Trinity panel calls for “raised expectations of politicians” in response to the refugee crisis

Issues discussed included an emphasis on the need for rights to be respected irrespective of legal status

NEWSYesterday at a panel organised by Trinity FLAC, in association with Trinity ELSA and DU Amnesty, speakers called for a greater appreciation of the scale of the current refugee crisis.

Ghandi Mallak, himself a refugee who lived in Ireland since 2002 but was only granted citizenship after a protracted legal battle in 2012, referred to the 160,000 refugees Europe has pledged to relocate as a “drop in the ocean”. Comparing this number to the two million refugees Syria took in as a result of displacement caused by the Iraq War, Mallak suggested that European citizens need to “raise expectations of their politicians”.

Maria Hennessy of the Irish Refugee Council Law centre, pointed out that the 4,000 refugees Ireland has agreed to take in is small compared to the 2,000 refugees arriving on one of the Greek islands per day.

Susan McMonagle of the UN High Commissioner for Refugees, noted that while there are 59.2 million people displaced around the world, there are only approximately 429,000 seeking asylum in Europe.

McMonagle also stressed the need for an EU wide policy approach, while Hennessy alluded to a lack of solidarity between European nations in dealing with the crisis; specifically in relation to the possible use of the Dublin III regulation to relocate asylum seekers back to Greece after they had already arrived in Ireland.

The Dublin III Regulation allows for EU member states to request that applications for asylum be taken charge of by other member states or that applications made in other member states be enforced and the asylum seeker be relocated to the country where the application was made.

All speakers pressed for more legal avenues to facilitate the travel of asylum seekers and avoid smuggling and other dangerous modes of travel to Europe. Suggestions included a greater ease of access to student and work visas, alongside a wider use of the family reunification program.

Ghandi Mallak pointed to his attempt at using the family reunification process to secure a visa for his father. The process took 23 months and his father passed away in Syria while the process was underway. Mallak called for the introduction of a special office in the department of justice responsible for dealing with visa applications in order to streamline the process.

Other issues discussed included an emphasis on the need for rights to be respected irrespective of legal status.
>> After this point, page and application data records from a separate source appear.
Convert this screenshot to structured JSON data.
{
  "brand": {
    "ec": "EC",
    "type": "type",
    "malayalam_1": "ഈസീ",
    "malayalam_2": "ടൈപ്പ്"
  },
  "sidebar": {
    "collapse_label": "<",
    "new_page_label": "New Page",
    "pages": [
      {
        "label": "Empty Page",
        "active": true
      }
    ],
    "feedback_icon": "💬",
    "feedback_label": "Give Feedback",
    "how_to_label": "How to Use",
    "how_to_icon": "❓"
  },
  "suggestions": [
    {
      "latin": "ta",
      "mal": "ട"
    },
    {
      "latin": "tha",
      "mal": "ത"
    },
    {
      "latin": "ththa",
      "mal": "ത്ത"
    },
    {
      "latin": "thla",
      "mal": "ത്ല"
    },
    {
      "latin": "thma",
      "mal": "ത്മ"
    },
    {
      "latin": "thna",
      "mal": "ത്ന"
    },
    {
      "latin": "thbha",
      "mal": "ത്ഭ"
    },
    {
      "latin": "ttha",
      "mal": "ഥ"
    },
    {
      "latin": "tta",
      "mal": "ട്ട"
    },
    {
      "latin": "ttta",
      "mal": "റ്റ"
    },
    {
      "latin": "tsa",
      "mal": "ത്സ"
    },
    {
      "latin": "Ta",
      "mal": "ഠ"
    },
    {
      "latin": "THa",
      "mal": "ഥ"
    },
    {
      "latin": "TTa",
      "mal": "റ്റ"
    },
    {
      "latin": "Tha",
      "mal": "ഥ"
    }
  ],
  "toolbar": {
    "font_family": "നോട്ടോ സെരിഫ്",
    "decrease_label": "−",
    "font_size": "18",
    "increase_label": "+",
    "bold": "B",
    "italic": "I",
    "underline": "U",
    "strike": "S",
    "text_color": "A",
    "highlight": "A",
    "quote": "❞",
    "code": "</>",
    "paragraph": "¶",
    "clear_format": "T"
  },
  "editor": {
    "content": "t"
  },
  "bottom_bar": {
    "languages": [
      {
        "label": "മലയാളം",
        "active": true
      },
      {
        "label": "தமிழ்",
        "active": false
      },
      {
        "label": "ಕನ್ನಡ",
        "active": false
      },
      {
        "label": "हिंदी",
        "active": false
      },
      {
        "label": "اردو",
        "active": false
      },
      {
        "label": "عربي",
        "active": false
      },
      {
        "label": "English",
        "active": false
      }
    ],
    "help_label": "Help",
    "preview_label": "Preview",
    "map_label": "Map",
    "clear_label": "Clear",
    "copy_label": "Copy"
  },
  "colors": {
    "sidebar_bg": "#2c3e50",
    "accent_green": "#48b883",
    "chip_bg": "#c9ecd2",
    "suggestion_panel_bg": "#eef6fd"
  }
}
Maria Hennessy expressed concern over the possibility of creating of “hierarchy of refugees” where those fleeing the Syrian conflict who have applied for asylum are flagged for relocation, while methods of dealing with other refugees center on return to home countries, regardless of circumstance.

Susan McMonagle highlighted the importance of this issue as refugees arriving in Italy alone are coming from 65 different countries and many have been displaced a number of times as a result of increasingly worsening circumstances for refugees in host countries outside of Europe such as increasing difficulty of renewal of residency, a loss of hope in ever returning to respective homelands, perceived lack of safety, limited access to the labour market, limited access to education, and high costs of living compounded by aid shortfalls.